What about the “We Are the World” song? Did it bring candy bars and Coca Cola to starving El Salvador peasants rescued by revolutionaries who immediately became communist thugs upon taking power? Did Farm Aid result in a single garden blooming somewhere in the Midwest?
And locally? I never heard a whisper about where all, or any, of the money went. Perhaps our friends at the Ukiah Community Center got new cars to drive back and forth to work, and maybe cash infusions from Ford Street Project fundraisers went to big staff luncheons at the Forest Club.
(Tom Hine thinks local benefits disappeared because it became much easier, and more lucrative, for nonprofits to simply apply for big government grants; TWK would like an address so he can apply for much-needed funding.)

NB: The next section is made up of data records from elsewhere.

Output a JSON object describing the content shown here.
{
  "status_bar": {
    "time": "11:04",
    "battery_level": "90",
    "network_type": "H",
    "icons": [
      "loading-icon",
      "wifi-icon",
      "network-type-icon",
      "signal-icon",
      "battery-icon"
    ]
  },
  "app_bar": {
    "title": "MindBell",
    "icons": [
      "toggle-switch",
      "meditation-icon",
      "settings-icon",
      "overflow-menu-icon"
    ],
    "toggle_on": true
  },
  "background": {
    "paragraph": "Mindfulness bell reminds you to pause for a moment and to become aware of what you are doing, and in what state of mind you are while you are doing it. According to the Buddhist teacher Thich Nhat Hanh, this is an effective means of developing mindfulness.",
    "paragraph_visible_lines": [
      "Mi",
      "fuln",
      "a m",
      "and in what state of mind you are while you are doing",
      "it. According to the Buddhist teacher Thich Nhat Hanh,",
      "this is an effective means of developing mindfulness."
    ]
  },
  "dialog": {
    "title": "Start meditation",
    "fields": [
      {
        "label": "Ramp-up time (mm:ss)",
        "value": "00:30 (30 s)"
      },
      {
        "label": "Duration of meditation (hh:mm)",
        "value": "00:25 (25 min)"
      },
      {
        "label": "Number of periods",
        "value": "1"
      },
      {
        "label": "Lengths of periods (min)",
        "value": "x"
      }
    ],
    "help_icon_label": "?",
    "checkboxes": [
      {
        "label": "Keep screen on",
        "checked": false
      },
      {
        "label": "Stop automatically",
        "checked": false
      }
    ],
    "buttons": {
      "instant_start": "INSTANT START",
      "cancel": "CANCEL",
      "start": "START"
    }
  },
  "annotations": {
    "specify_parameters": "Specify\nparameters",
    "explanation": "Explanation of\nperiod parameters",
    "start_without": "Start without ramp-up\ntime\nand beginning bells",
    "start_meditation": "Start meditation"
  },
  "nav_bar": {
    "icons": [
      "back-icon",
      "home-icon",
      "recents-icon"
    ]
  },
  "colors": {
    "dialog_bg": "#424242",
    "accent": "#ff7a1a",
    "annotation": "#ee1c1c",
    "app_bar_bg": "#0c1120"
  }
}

The list of crimes that the American government has committed since its inception is endless. One of the great ones was the execution in the electric chair of Julius and Ethel Rosenberg after they were convicted of providing secrets of the atomic bomb to the Soviet Union. Both of them were members of the US Communist Party and Julius was indeed a spy, not of atomic secrets of which he apparently knew nothing but of other information on US weapons while Ethel was guilty of nothing more than not willing to betray her husband and name names of political comrades which was demanded of any communist or former communist who was ensnared in the coils of the FBI. I remember participating in a protest in downtown Los Angeles the day of their execution.
Abel and Anne Meeropol who would adopt the Rosenberg's two sons were close friends of my parents and frequent visitors to our home in Hollywood. Under his pen name, Lewis Allen, he wrote one the great songs of the struggle for justice for Black Americans that became a signature song for Billie Holliday, "Strange Fruit," which depicted the lynching of Black Americans, the "strange fruit" which one of the most popular right wing Republican columnists of the day. Westbrook Pegler, wrote, "was as American as apple pie." He was unfortunately correct. Another song that Abel Meeropol wrote, "The House I Live In," was recorded in a short film by Frank Sinatra.
This story was published by the Guardian earlier this year, on the 68th anniversary of the state murder of the Rosenbergs and selected by the Guardian as one of its best stories of the year.
NBC NEWS USES EX-FBI OFFICIAL FRANK FIGLIUZZI TO URGE ASSANGE'S EXTRADITION, Hiding His Key Role
by Glenn Greenwald
Two of the television outlets on which American liberals rely most for their news — NBC News and CNN — have spent the last six years hiring a virtual army of former CIA operatives, FBI officials, NSA spies, Pentagon chiefs, and DOJ prosecutors to work in their newsrooms. The multiple ways in which journalism is fundamentally corrupted by this spectacle are all vividly illustrated by a new article from NBC News that urges the prosecution and extradition of Julian Assange, claiming that the WikiLeaks founder, once on U.S. soil, will finally provide the long-elusive proof that Donald Trump criminally conspired with Russia.
The NBC article is written by former FBI Assistant Director and current NBC News employee Frank Figliuzzi, who played a central role during the Obama years in the FBI's attempt to investigate and criminalize Assange: a rather relevant fact concealed by NBC when publishing this. But this is how U.S. security state agents now directly control corporate news outlets....